- Required action
State how many lines in the listing below contain the word "text", with no other words.

- Entries provided
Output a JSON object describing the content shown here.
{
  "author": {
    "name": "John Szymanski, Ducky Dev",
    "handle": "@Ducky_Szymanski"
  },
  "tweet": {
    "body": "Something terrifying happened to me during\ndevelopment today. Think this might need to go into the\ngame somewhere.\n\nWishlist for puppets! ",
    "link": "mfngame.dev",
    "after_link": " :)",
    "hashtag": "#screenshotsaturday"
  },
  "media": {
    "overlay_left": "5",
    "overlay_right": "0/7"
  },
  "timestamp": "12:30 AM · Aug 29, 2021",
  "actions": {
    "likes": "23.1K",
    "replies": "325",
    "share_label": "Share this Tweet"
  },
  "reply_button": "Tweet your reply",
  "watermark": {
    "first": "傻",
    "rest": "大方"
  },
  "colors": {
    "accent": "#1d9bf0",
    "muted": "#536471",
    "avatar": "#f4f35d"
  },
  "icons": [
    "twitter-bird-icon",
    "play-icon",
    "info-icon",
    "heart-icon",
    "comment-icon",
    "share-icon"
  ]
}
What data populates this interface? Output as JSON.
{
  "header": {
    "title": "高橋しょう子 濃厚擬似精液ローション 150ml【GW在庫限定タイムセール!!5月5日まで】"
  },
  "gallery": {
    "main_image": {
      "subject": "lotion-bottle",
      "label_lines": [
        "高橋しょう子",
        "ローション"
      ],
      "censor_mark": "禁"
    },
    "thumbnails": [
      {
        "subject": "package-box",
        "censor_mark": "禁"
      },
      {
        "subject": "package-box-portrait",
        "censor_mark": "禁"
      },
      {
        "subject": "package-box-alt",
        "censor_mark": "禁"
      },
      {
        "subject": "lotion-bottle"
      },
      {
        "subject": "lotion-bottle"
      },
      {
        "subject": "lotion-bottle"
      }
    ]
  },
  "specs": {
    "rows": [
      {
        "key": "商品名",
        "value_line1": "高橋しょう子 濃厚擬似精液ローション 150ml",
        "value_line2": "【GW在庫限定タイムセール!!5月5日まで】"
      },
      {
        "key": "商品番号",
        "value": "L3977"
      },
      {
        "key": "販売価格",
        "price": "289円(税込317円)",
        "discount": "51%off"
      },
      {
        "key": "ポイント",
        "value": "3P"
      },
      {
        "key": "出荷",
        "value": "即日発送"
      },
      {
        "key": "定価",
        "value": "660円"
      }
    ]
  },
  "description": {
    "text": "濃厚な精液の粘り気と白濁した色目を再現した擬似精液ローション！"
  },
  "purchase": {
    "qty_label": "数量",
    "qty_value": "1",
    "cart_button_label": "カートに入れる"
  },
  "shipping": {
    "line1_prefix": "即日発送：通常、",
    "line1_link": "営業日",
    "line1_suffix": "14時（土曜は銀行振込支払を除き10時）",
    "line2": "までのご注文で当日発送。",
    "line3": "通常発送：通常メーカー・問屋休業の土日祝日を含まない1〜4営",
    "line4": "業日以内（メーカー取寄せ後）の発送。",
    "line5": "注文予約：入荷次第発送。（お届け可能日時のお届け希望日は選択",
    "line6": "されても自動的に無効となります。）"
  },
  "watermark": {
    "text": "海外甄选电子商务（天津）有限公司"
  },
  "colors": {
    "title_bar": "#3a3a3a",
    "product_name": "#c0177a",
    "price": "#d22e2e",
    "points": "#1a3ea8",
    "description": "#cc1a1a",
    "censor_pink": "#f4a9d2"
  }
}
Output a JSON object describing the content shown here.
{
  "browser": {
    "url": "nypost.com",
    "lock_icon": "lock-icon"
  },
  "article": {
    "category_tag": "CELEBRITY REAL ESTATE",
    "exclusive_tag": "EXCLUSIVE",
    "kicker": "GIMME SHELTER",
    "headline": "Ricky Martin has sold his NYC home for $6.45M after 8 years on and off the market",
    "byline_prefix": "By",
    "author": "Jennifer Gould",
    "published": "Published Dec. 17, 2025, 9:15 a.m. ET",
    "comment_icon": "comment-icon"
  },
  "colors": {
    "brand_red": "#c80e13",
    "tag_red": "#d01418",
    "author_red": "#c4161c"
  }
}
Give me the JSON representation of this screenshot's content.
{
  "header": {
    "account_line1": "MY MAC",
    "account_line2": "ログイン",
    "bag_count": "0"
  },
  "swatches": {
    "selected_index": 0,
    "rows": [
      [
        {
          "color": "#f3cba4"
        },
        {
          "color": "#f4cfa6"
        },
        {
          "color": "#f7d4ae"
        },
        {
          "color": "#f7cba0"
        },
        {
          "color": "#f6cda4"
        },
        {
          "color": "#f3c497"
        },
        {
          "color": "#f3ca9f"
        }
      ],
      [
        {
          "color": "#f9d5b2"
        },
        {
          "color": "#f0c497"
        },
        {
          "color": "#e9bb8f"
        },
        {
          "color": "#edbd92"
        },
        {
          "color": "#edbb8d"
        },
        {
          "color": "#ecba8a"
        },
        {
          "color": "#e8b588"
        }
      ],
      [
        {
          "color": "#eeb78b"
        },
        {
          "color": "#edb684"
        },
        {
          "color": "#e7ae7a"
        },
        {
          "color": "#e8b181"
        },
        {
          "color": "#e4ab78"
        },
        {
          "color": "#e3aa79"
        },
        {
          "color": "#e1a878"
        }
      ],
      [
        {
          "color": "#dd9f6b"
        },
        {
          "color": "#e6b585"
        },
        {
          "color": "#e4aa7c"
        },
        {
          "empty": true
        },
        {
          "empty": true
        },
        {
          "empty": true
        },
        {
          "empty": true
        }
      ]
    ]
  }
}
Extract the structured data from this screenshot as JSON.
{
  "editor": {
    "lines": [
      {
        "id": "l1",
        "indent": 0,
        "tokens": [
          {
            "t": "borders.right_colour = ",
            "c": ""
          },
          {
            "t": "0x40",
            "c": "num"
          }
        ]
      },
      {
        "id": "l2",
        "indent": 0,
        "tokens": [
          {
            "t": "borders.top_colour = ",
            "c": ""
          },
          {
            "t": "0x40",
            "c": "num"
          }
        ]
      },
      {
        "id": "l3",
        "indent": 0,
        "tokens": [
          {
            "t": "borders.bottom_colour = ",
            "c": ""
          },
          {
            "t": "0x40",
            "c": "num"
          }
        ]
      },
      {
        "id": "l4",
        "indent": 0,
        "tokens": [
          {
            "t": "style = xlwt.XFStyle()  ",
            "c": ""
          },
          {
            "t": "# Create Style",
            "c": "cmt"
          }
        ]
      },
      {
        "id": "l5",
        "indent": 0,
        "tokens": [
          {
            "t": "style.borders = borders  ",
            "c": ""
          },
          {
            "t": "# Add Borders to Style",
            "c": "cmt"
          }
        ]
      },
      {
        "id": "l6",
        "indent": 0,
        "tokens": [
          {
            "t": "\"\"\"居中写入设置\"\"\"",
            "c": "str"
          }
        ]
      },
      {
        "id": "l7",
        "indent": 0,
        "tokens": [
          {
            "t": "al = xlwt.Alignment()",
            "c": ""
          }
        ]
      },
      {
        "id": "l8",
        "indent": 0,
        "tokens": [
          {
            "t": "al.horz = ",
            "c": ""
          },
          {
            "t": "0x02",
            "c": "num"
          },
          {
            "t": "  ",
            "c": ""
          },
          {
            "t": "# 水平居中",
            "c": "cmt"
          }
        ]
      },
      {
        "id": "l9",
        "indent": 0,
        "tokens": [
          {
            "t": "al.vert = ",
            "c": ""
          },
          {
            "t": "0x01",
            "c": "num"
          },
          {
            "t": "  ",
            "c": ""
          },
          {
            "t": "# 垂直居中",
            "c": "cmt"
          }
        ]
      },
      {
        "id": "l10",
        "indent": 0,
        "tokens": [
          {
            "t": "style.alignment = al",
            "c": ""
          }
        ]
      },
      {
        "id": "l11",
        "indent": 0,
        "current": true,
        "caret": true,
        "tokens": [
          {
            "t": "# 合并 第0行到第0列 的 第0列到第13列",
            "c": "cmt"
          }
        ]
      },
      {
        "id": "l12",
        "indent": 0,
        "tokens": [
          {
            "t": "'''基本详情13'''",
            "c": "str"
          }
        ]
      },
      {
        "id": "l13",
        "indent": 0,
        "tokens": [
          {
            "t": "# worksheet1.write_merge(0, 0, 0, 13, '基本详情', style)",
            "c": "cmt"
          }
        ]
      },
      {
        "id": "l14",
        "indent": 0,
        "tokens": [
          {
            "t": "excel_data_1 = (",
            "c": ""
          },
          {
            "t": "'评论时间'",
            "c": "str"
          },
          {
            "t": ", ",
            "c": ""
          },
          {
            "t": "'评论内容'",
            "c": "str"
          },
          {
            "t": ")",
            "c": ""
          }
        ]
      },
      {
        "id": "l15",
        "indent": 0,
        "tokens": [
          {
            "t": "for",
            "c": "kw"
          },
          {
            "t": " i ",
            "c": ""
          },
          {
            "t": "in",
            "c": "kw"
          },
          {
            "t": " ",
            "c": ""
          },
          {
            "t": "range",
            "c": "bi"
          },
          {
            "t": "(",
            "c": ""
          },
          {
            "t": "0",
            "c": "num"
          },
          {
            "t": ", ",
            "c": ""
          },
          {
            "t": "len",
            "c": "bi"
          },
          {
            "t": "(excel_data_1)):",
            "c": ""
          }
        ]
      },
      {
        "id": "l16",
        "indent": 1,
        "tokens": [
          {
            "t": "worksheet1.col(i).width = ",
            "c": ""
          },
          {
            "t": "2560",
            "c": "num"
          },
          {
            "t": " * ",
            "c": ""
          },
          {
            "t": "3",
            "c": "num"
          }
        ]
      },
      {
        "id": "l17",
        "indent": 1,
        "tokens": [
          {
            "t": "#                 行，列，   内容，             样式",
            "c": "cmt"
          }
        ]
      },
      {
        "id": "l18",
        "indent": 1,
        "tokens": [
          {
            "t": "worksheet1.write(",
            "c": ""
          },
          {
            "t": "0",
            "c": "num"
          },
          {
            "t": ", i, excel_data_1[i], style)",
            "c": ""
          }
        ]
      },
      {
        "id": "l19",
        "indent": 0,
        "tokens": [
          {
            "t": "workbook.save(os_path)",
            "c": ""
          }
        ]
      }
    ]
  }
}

- Answer area
2